What is needed =>
Wherever the word "target" appears in a line of the data, that line should be copied.

Entries from a dataset of interfaces =>
▬▬▬▬▬▬
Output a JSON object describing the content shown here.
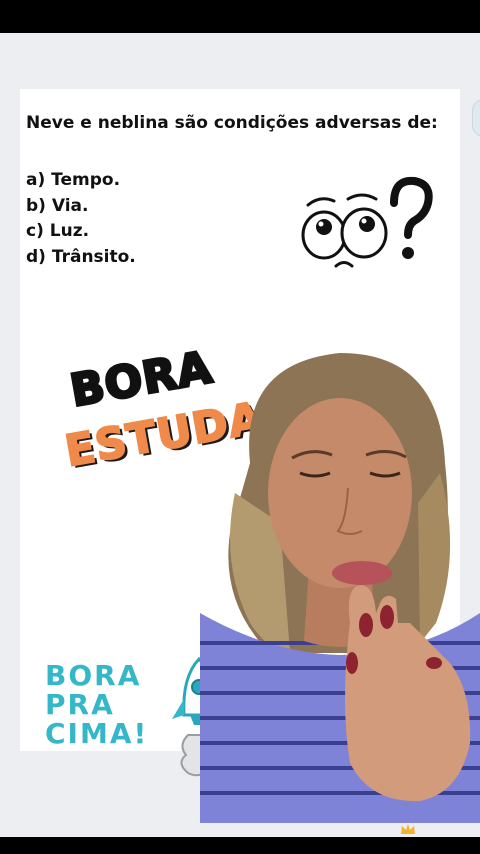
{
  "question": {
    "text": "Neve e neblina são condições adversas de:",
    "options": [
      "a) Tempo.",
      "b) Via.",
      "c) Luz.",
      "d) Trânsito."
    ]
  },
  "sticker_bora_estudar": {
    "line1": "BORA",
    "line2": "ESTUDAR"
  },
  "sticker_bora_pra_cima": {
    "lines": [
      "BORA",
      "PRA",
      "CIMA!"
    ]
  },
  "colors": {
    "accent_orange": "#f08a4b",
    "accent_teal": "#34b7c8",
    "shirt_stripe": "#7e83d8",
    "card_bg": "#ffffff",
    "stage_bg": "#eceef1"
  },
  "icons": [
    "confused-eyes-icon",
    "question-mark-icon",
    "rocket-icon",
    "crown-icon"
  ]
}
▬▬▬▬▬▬
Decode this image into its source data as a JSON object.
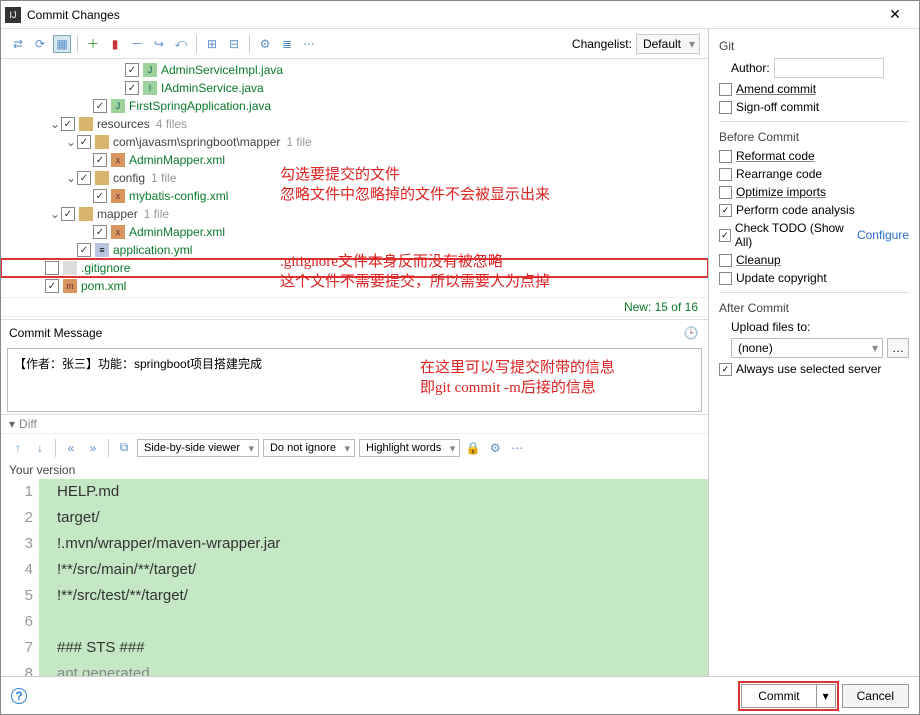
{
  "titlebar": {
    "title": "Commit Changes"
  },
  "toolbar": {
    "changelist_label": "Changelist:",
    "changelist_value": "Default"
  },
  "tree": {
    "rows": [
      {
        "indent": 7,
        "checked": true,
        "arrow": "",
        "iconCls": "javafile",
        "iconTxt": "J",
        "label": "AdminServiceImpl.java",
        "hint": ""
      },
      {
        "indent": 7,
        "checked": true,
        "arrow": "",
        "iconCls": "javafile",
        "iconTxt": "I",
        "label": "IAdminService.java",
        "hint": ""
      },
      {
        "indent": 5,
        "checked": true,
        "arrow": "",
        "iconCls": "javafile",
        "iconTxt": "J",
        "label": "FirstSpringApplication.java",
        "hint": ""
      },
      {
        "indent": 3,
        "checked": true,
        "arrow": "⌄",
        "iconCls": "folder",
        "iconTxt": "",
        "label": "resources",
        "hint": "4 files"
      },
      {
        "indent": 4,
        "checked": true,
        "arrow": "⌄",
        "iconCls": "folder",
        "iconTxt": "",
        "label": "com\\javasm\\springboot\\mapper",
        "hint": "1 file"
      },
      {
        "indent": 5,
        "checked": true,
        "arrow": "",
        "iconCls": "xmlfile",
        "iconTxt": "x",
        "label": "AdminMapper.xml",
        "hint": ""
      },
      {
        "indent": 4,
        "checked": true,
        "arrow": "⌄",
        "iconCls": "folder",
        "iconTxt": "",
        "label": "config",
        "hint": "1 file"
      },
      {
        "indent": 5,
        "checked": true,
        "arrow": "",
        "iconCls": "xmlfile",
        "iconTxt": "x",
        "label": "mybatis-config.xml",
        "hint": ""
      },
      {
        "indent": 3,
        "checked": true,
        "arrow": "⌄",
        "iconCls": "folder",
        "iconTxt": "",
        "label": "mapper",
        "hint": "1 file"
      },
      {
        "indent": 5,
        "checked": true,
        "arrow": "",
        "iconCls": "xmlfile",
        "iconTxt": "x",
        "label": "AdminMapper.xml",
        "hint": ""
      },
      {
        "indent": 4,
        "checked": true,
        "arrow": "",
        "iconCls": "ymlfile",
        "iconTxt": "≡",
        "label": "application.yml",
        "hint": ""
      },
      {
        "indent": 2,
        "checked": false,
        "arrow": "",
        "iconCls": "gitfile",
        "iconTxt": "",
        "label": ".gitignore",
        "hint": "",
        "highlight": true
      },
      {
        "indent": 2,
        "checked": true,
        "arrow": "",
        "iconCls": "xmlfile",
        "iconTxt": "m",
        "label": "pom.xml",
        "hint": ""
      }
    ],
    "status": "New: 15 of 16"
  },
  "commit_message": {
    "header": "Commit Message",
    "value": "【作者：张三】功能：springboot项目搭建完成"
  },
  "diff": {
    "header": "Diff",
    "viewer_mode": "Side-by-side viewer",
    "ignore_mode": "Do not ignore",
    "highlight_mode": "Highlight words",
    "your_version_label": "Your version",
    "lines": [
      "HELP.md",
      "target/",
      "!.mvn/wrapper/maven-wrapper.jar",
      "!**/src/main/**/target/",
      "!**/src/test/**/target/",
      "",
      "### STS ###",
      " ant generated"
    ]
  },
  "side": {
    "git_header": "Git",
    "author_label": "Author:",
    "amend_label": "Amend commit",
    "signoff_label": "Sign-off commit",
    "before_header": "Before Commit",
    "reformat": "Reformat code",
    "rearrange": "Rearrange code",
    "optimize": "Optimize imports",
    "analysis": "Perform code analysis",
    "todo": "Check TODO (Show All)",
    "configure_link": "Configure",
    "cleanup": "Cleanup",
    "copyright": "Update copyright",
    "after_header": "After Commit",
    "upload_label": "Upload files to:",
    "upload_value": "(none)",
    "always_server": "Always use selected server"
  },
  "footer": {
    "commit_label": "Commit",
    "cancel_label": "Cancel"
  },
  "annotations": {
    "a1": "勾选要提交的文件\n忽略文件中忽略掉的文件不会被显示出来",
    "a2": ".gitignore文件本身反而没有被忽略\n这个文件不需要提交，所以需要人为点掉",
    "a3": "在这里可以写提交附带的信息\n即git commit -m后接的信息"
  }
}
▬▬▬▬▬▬
Answer space =>
      "target/",
      "!**/src/main/**/target/",
      "!**/src/test/**/target/",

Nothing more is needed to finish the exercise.